Sanny Omar of Crestwood, Kentucky, is a 2015 aerospace engineering graduate in the Samuel Ginn College of Engineering and Honors College alumnus. His research is titled "Facilitating Affordable Satellite Internet Through an Aerodynamically based Attitude, Orbit, and Re-Entry Control System for Small Satellites." While at Auburn, his research advisor was Jean Marie Wersinger in the Department of Physics.

Tekisha Rice of Lipscomb, Alabama, is a 2015 human development and family studies graduate with the College of Human Sciences as well as an Honors College alumna. Her research is titled "Relationship Maintenance among Incarcerated Individuals and their Partners: Implications for Commitment and Satisfaction." While at Auburn, her research mentor was Francesca Adler-Baeder in the Department of Human Development and Family Studies.

Audrey Rose Gutierrez of Commerce, Georgia, is a 2015 electrical engineering graduate in the Samuel Ginn College of Engineering and Honors College alumna. Her research is titled "Light-field Detection using Graphene Photodetector Arrays." While at Auburn, her research mentor was Mark Adams in the Department of Electrical and Computer Engineering.

Six Auburn students named Honorable Mention are:

Aerospace engineering graduate student Cassandra Jones, chemical engineering graduate student Chelsea Harris, physics graduate student Miles Blanchet, industrial engineering and Honors alumna Amanda Chu, psychology alumna Darcy Corbitt-Hall and cellular and microbial graduate and Honors alumnus Tyler Rice.

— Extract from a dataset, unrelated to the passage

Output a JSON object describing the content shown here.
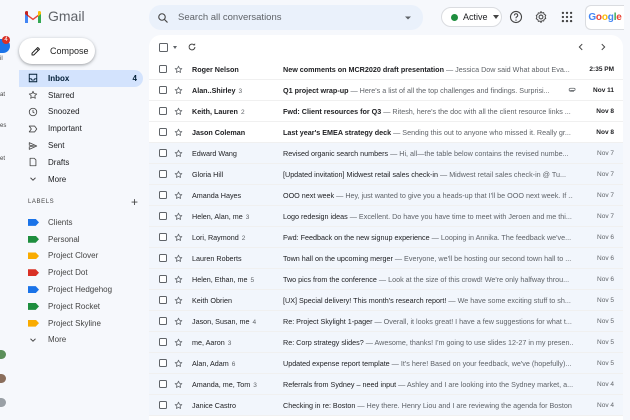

The National Science Foundation Graduate Research Fellowship program recognizes and supports outstanding graduate students in NSF-supported STEM–science, technology, engineering and mathematics–disciplines who are pursuing research-based masters and doctoral degrees at accredited U.S. institutions. More information is available online, or contact Paul Harris at paul.harris@auburn.edu or Ken Thomas at kdt0011@auburn.edu in the Honors College.